-------- Records for the task --------

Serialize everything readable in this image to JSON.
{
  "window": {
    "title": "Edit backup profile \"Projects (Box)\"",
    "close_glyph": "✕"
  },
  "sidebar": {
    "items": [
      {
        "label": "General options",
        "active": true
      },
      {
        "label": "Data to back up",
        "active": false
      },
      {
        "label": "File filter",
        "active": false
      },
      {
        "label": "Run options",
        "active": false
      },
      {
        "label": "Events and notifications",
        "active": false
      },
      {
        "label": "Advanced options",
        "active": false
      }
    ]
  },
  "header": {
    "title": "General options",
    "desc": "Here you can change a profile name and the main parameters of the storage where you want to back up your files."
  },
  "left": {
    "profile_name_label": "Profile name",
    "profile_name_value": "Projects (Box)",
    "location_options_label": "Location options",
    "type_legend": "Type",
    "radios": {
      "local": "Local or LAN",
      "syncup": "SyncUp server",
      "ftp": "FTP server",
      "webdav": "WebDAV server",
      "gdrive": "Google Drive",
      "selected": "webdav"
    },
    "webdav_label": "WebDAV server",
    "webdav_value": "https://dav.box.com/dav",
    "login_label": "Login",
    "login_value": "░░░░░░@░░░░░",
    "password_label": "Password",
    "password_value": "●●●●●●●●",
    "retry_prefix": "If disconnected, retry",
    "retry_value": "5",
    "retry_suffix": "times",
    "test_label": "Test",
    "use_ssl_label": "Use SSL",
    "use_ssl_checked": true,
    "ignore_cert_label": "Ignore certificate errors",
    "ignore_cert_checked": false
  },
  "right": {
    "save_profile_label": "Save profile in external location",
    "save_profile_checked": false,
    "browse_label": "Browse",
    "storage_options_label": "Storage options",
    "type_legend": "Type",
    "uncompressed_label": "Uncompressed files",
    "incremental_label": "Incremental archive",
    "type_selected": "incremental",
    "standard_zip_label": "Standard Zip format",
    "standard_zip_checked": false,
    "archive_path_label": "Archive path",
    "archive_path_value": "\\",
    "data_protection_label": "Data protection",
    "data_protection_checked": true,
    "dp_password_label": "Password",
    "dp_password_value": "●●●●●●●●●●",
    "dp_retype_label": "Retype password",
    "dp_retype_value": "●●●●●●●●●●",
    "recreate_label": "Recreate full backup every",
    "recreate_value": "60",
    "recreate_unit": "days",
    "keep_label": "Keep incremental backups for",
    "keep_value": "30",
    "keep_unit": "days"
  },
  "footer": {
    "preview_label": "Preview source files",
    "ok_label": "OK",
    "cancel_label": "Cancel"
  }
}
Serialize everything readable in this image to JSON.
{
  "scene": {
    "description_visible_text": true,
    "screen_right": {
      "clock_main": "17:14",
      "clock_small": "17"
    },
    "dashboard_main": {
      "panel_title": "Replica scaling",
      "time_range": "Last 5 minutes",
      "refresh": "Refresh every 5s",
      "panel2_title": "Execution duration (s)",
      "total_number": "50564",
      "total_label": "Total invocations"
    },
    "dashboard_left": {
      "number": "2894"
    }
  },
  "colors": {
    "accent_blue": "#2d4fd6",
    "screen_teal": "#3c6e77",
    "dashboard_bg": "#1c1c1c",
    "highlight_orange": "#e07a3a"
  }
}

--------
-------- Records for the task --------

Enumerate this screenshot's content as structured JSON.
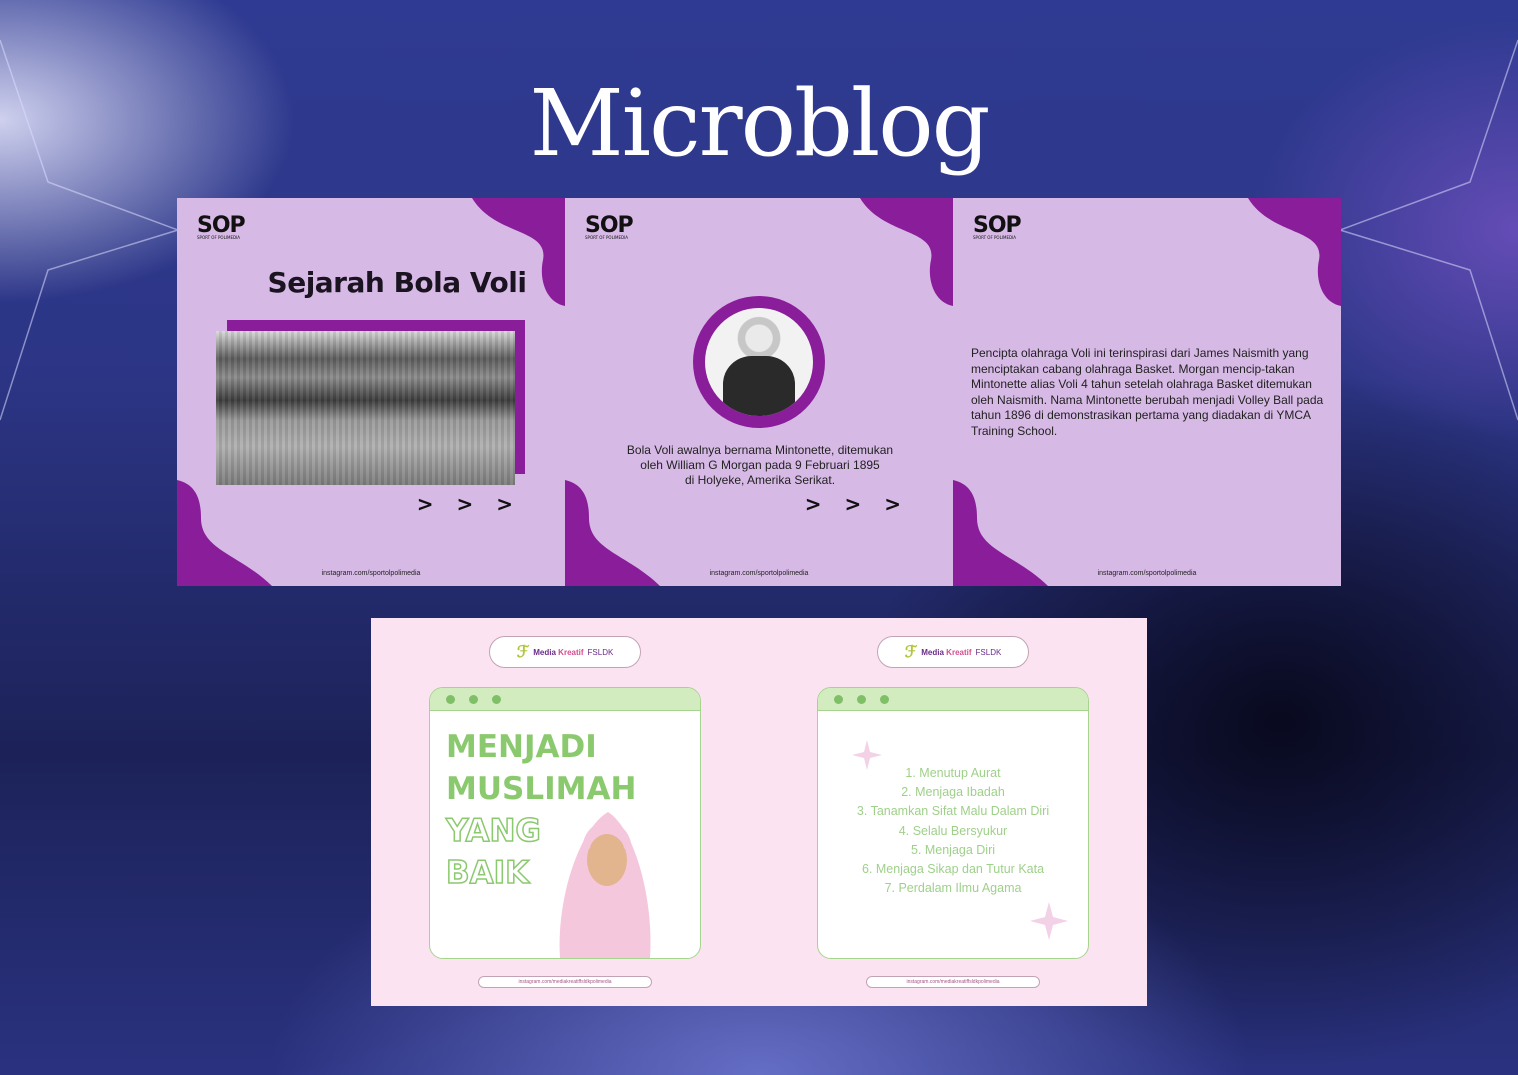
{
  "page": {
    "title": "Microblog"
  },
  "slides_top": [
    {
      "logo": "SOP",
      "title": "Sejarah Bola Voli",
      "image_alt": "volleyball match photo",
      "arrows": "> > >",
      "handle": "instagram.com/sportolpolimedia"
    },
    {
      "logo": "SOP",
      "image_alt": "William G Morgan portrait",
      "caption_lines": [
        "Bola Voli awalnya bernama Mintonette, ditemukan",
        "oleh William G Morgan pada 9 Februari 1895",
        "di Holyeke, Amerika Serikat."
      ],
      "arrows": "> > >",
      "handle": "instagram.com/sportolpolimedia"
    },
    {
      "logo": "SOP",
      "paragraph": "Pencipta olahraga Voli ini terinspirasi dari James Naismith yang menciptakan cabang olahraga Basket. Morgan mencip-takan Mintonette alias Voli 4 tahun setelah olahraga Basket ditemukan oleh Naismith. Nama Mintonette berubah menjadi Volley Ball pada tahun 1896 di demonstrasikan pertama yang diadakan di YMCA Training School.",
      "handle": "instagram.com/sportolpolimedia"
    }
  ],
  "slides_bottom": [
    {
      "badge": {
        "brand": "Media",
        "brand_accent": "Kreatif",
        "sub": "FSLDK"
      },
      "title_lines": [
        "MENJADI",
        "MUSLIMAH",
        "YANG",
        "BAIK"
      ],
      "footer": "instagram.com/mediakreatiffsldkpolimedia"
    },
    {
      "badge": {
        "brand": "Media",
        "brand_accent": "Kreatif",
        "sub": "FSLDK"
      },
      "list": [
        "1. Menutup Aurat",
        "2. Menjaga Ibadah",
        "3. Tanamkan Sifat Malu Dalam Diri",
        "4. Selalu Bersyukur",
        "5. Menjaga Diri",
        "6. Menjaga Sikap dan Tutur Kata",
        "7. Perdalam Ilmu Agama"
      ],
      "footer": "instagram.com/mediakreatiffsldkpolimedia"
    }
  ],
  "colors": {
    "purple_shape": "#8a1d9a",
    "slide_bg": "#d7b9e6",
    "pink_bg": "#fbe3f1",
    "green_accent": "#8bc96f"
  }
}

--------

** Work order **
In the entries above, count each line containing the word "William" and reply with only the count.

** Exercise solution **
2